- DOJ reaches largest-ever federal government settlement over auto loan discrimination
- U.S. Navy to start giving gay couples marriage benefits in Japan
- Sen. Harry Reid goes to hospital as a precaution
- Fla.’s Trey Radel exits rehab, ‘excited’ to resume congressional role
- U.S. nuclear general boozed it up, chased ‘hot women’ in Russia: report
- 45 Calif. students at one school test positive for tuberculosis exposure
- Rob Ford on women: Give them cash ‘and they are happy’
- Ku Klux Klan group holds recruitment meeting in Maryland
- Airport assassination: Mayor, 3 others killed at Manila airport
- Tea party-type lawmakers take mysterious, off-books trip to Mideast
Iraq leaving pact’s ‘backbone’ untouched
Question of the Day
From combined dispatches
BAGHDAD | Baghdad will demand changes to the wording of a pact allowing U.S. troops to stay in Iraq but will not seek to renegotiate the “backbone” of the agreement, Iraqi Foreign Minister Hoshyar Zebari said Wednesday.
“In my opinion and based on my follow-up for the negotiations, I do not think there will be structural amendments. Maybe it will touch the wording and descriptions, possibly, but the backbone of the pact is what has already been agreed on,” Mr. Zebari told Reuters news agency.
Iraq’s Cabinet decided Tuesday to demand amendments to the pact, despite having agreed last week to a “final draft” after months of painstaking negotiations with Washington.
The decision to reopen the negotiations has exasperated Washington, which is worried that its troops could have no legal basis to remain in Iraq beyond the end of this year when a U.N. Security Council resolution authorizing the force expires.
“There is a great reluctance to engage further in the drafting process,” Defense Secretary Robert M. Gates said Tuesday. “This is not just kind of a paper exercise. The consequences of not getting an agreement would be real.”
In a sign of the frustration, a State Department official in Washington, who asked not to be named, said one consequence would be that U.S. forces would have to stop providing personal protection to senior Iraqi officials.
So far, Iraqi leaders have been circumspect about what they object to in the draft, which would require U.S. forces to leave Iraq by the end of 2011 and also provide a mechanism for Iraqi courts to try American troops for serious crimes committed off duty.
The government has said it will draw up amendments soon and submit them to U.S. negotiators.
The United States pressed Iraq to accept the pact or state its objections. “We’re running out of time,” said State Department spokesman Robert Wood. “The door is closing and … it’s time for the Iraqis to step up to the plate and make a decision.”
Mr. Zebari said the Americans have agreed to hear the proposals, though he was unsure whether they would accept them.
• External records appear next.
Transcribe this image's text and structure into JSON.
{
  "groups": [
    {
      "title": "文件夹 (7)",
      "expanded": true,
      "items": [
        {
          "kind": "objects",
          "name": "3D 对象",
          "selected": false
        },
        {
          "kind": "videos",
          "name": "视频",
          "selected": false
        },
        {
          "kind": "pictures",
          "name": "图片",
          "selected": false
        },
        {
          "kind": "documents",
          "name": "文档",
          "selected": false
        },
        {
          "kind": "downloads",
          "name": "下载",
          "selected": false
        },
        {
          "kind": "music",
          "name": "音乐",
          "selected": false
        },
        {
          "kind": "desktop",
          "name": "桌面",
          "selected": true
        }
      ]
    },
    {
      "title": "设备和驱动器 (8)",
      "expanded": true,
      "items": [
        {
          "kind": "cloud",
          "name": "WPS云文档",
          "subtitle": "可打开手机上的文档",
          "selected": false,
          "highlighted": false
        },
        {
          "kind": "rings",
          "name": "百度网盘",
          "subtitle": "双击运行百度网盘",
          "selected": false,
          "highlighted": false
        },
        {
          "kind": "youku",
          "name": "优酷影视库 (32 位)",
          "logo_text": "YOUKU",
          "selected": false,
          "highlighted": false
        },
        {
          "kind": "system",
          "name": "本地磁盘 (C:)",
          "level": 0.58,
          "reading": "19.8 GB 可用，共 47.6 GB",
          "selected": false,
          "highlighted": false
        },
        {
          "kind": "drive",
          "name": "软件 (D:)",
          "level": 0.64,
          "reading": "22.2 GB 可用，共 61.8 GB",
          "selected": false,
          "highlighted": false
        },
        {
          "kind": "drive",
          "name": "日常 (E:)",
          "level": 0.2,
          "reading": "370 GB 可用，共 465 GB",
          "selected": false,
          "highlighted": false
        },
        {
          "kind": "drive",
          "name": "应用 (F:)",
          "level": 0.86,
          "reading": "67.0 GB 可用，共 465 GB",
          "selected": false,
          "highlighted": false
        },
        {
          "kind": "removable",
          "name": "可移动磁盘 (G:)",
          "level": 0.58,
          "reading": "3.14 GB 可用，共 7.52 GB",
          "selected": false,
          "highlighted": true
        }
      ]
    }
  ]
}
“The coming days will be crucial to determine the fate of this pact,” he said. “We were told that they are ready to look into the amendments, but to what extent they will accept them we do not know. We are not at that stage yet.”
If the pact cannot be settled by the end of the year, Iraqi officials say they could seek an emergency extension of the existing U.N. mandate. Mr. Zebari said an extension would let Baghdad negotiate with a new U.S. administration.
“We must begin as an Iraqi government to prepare in case there is no pact. We should look into other alternatives. One of them is to go to U.N. Security Council and ask them to extend the mandate for another year, or six months, until the new administration comes. We have to be ready for such an option,” he said.
The pact has exposed fault lines in Iraq’s ruling coalition of majority Shi’ite Arabs and minority Kurds.
By John McAfee
- Breaking Fad: Alligators becoming the new pit bulls for drug dealers, cops say
- D.C. to tout Obamacare among youth waiting for Air Jordans
- Huge backlash mounts over suspension of 'Duck Dynasty' star Phil Robertson
- TARGET credit card theft swells to 40 million victims
- Special ops vets slam military benefit cuts
- Obama: 2014 will be 'breakthrough year' for U.S.
- Dems use new filibuster rules to approve DHS nominee Alejandro Mayorkas under investigation
- Obamacare 'pajamas boy' gets roundly mocked
- Citing 'unfair system,' Obama commutes sentences for 8 crack offenders
- Homeland Security helps smuggle illegal immigrant children into the U.S.
Independent voices from the The Washington Times Communities
Our Choice: Individual responsibility and self-government or the abandonment of the American Revolution
Al Maurer provides a common sense, conservatarian, Constitutional conservative perspective from the battleground state of Colorado
Top 10 handguns in the U.S.
Extraordinary day at Redskins Park
White House pets gone wild!
Let it snow